EXERCISE REQUIREMENTS:
Which of the lines below hold "value"? Please return each one.

*****

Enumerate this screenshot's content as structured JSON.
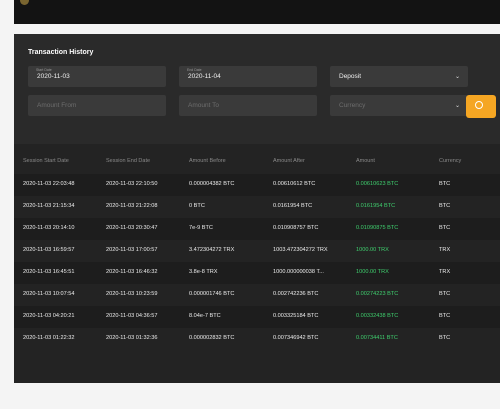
{
  "page": {
    "title": "Transaction History"
  },
  "filters": {
    "start_date": {
      "label": "Start Date",
      "value": "2020-11-03"
    },
    "end_date": {
      "label": "End Date",
      "value": "2020-11-04"
    },
    "type": {
      "value": "Deposit"
    },
    "amount_from": {
      "placeholder": "Amount From"
    },
    "amount_to": {
      "placeholder": "Amount To"
    },
    "currency": {
      "placeholder": "Currency"
    }
  },
  "table": {
    "headers": [
      "Session Start Date",
      "Session End Date",
      "Amount Before",
      "Amount After",
      "Amount",
      "Currency"
    ],
    "rows": [
      [
        "2020-11-03 22:03:48",
        "2020-11-03 22:10:50",
        "0.000004382 BTC",
        "0.00610612 BTC",
        "0.00610623 BTC",
        "BTC"
      ],
      [
        "2020-11-03 21:15:34",
        "2020-11-03 21:22:08",
        "0 BTC",
        "0.0161954 BTC",
        "0.0161954 BTC",
        "BTC"
      ],
      [
        "2020-11-03 20:14:10",
        "2020-11-03 20:30:47",
        "7e-9 BTC",
        "0.010908757 BTC",
        "0.01090875 BTC",
        "BTC"
      ],
      [
        "2020-11-03 16:59:57",
        "2020-11-03 17:00:57",
        "3.472304272 TRX",
        "1003.472304272 TRX",
        "1000.00 TRX",
        "TRX"
      ],
      [
        "2020-11-03 16:45:51",
        "2020-11-03 16:46:32",
        "3.8e-8 TRX",
        "1000.000000038 T...",
        "1000.00 TRX",
        "TRX"
      ],
      [
        "2020-11-03 10:07:54",
        "2020-11-03 10:23:59",
        "0.000001746 BTC",
        "0.002742236 BTC",
        "0.00274223 BTC",
        "BTC"
      ],
      [
        "2020-11-03 04:20:21",
        "2020-11-03 04:36:57",
        "8.04e-7 BTC",
        "0.003325184 BTC",
        "0.00332438 BTC",
        "BTC"
      ],
      [
        "2020-11-03 01:22:32",
        "2020-11-03 01:32:36",
        "0.000002832 BTC",
        "0.007346942 BTC",
        "0.00734411 BTC",
        "BTC"
      ]
    ]
  },
  "colors": {
    "accent": "#f5a623",
    "amount_positive": "#3fcf6e",
    "panel_bg": "#232323"
  },
  "icons": {
    "search_button": "search-icon",
    "dropdown": "chevron-down-icon"
  }
}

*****

REPLY TO THE EXERCISE:
      "value": "2020-11-03"
      "value": "2020-11-04"
      "value": "Deposit"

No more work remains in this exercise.